French rail workers have started months of strike action that is threatening to cripple the country's workforce.
More than three quarters of train drivers and nearly half of rail workers did not show for work Tuesday as French unions took aim at President Emmanuel Macron's proposed reforms.
The state rail operator SCNF has planned three months of industrial action with strikes planned for two days out of five until June 28. France has an estimated 4.5 million train passengers.
The action has severely disrupted services with only one-in-eight high-speed TGV services operating. Regional and intercity services are also reportedly being hit hard while one in every four Eurostar train journeys has been canceled.
A website that measures traffic-jam lengths around Paris said the cumulative tailback reached more than 425 kilometers (264 miles) during the morning rush hour. The average is typically closer to 350 kilometers.
SNCF workers receive automatic annual pay rises, early retirement, 28 days of paid annual leave and protection from dismissal. Relatives also get free rail tickets. But the state rail operator currently has a reported 45 billion euros ($55 billion) of debt.
The government, led by Macron, want to reform the rail service and open it up to more competition. European Union rules also dictate that more privatization within the French rail system should be in place by 2023.
French Transport Minister Elisabeth Borne told local media outlet BFM Tuesday that reform in the sector must be carried out. She added that rail workers should understand that SNCF would remain a state company.
"When they (unions) talk about breaking the public service. It's false. When they want to make a link with other protests … You can clearly see that some are trying to politicize the debate," she said.
Separate walkouts are currently taking place among French garbage collectors, a small number of energy workers, as well as staff at airline Air France.

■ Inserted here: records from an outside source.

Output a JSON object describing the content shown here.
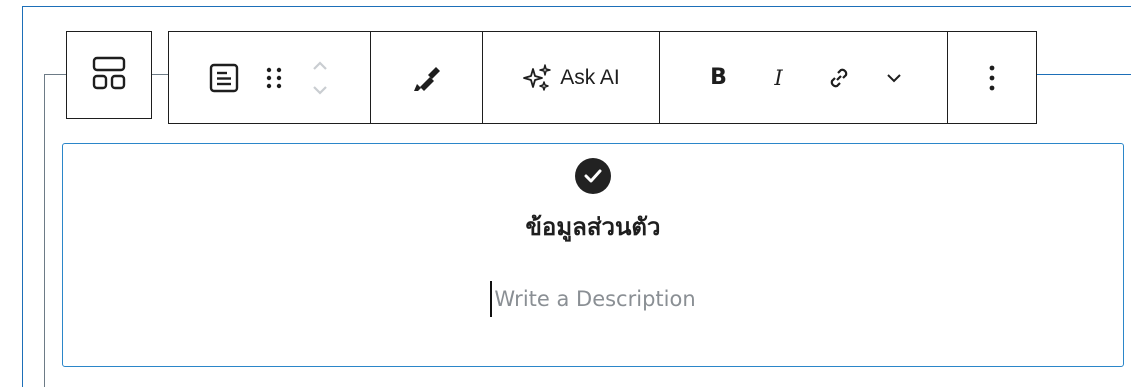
{
  "toolbar": {
    "ask_ai_label": "Ask AI",
    "bold_label": "B",
    "italic_label": "I",
    "icons": [
      "block-layout-icon",
      "paragraph-card-icon",
      "drag-handle-icon",
      "move-up-down-icon",
      "highlighter-icon",
      "ai-sparkle-icon",
      "link-icon",
      "chevron-down-icon",
      "more-options-icon"
    ]
  },
  "block": {
    "title": "ข้อมูลส่วนตัว",
    "description_placeholder": "Write a Description"
  },
  "colors": {
    "frame_accent": "#1d6fb8",
    "block_border": "#2b86c9",
    "check_bg": "#222222",
    "placeholder_text": "#8a8f94"
  }
}
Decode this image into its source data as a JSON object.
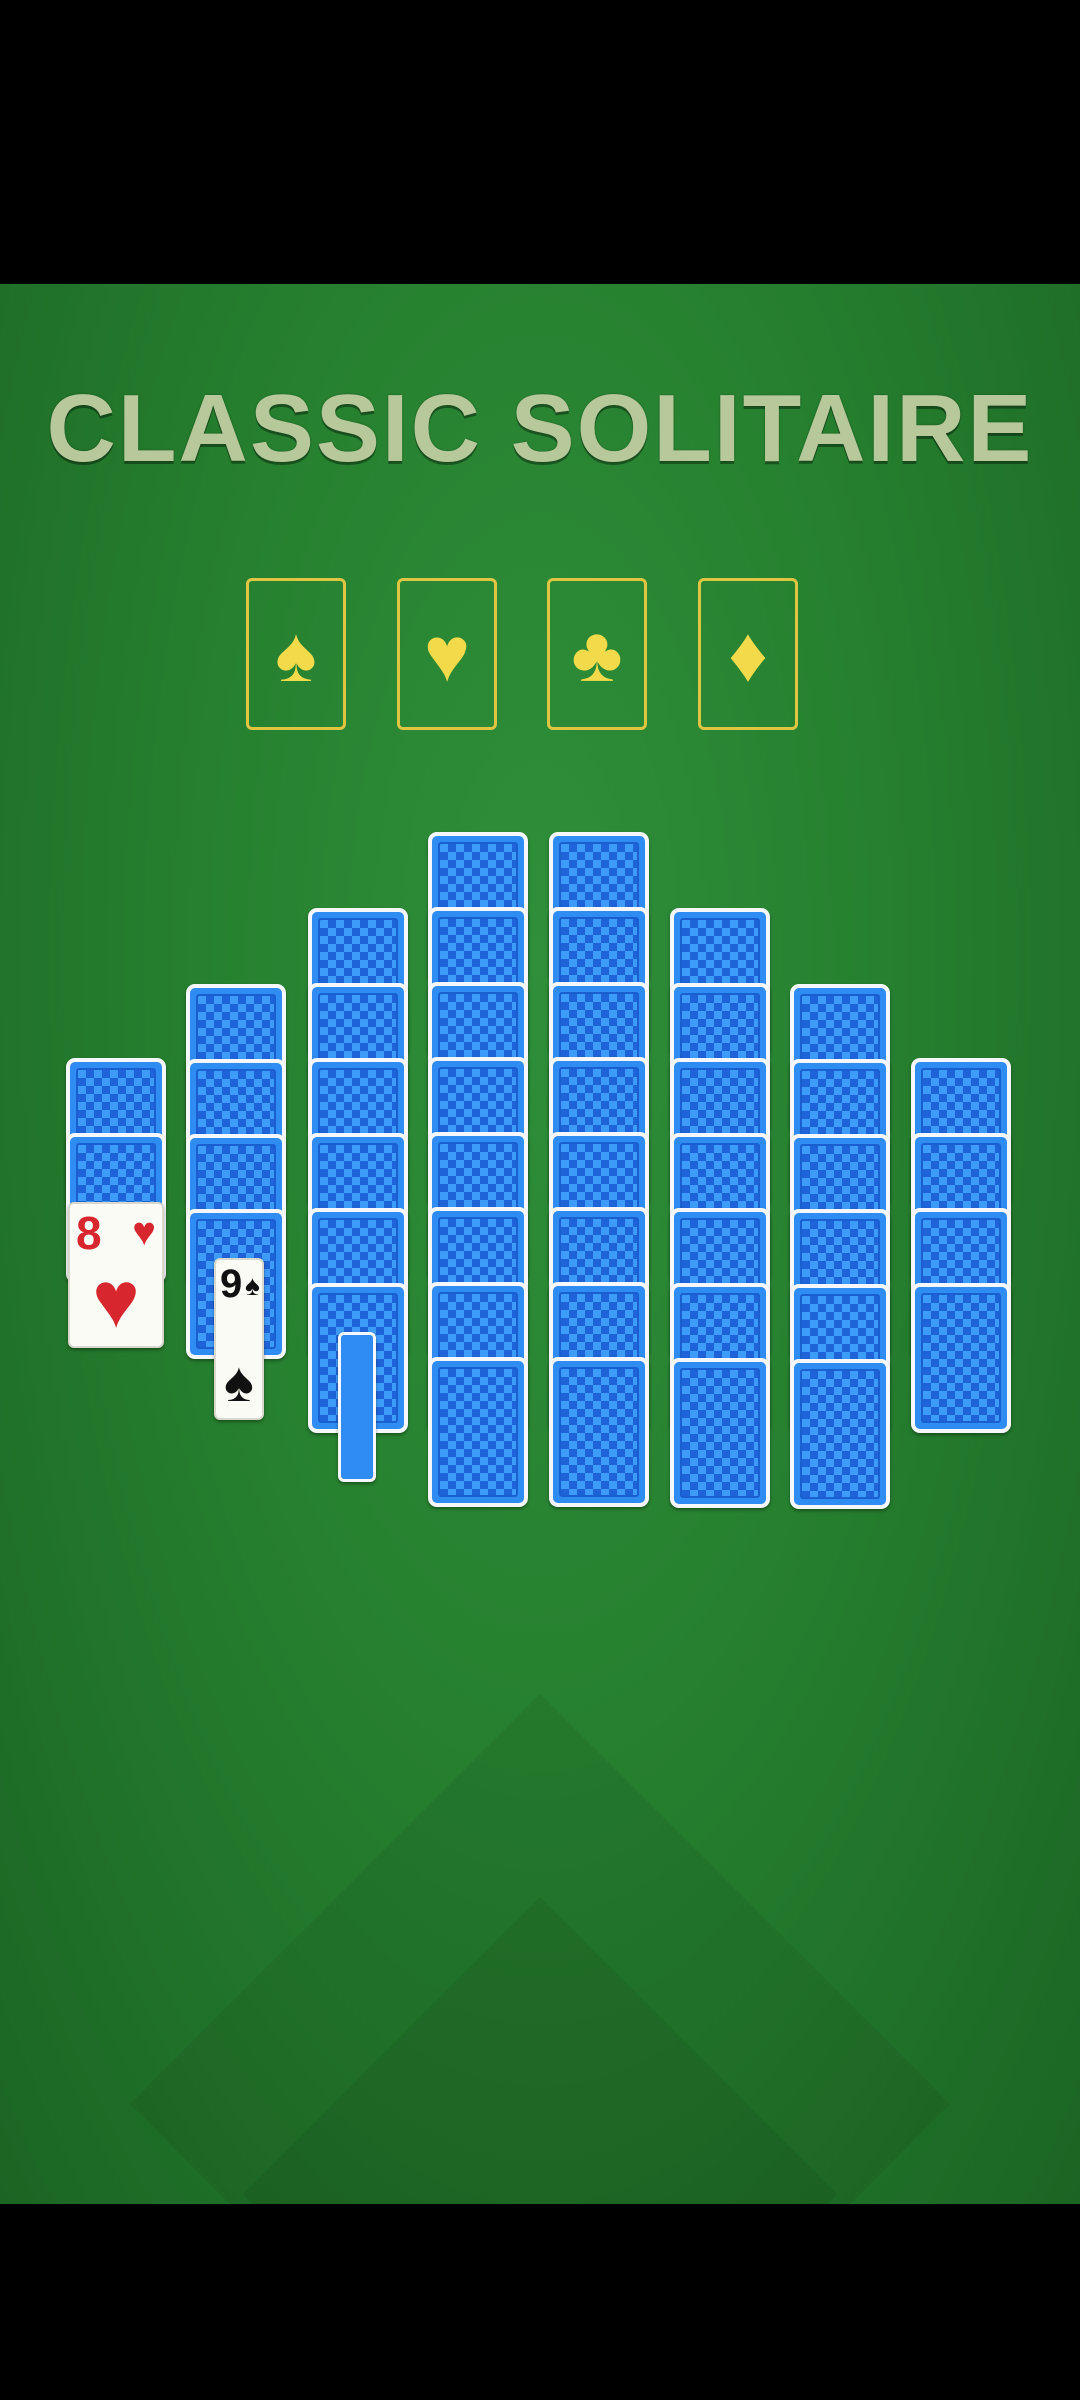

The last major public sector strike in France was in 1995. The then prime minister, Alain Juppe, attempted a wide program of welfare cutbacks but was forced into a climb-down after railway workers downed tools over his plans to end the right to retire at 55.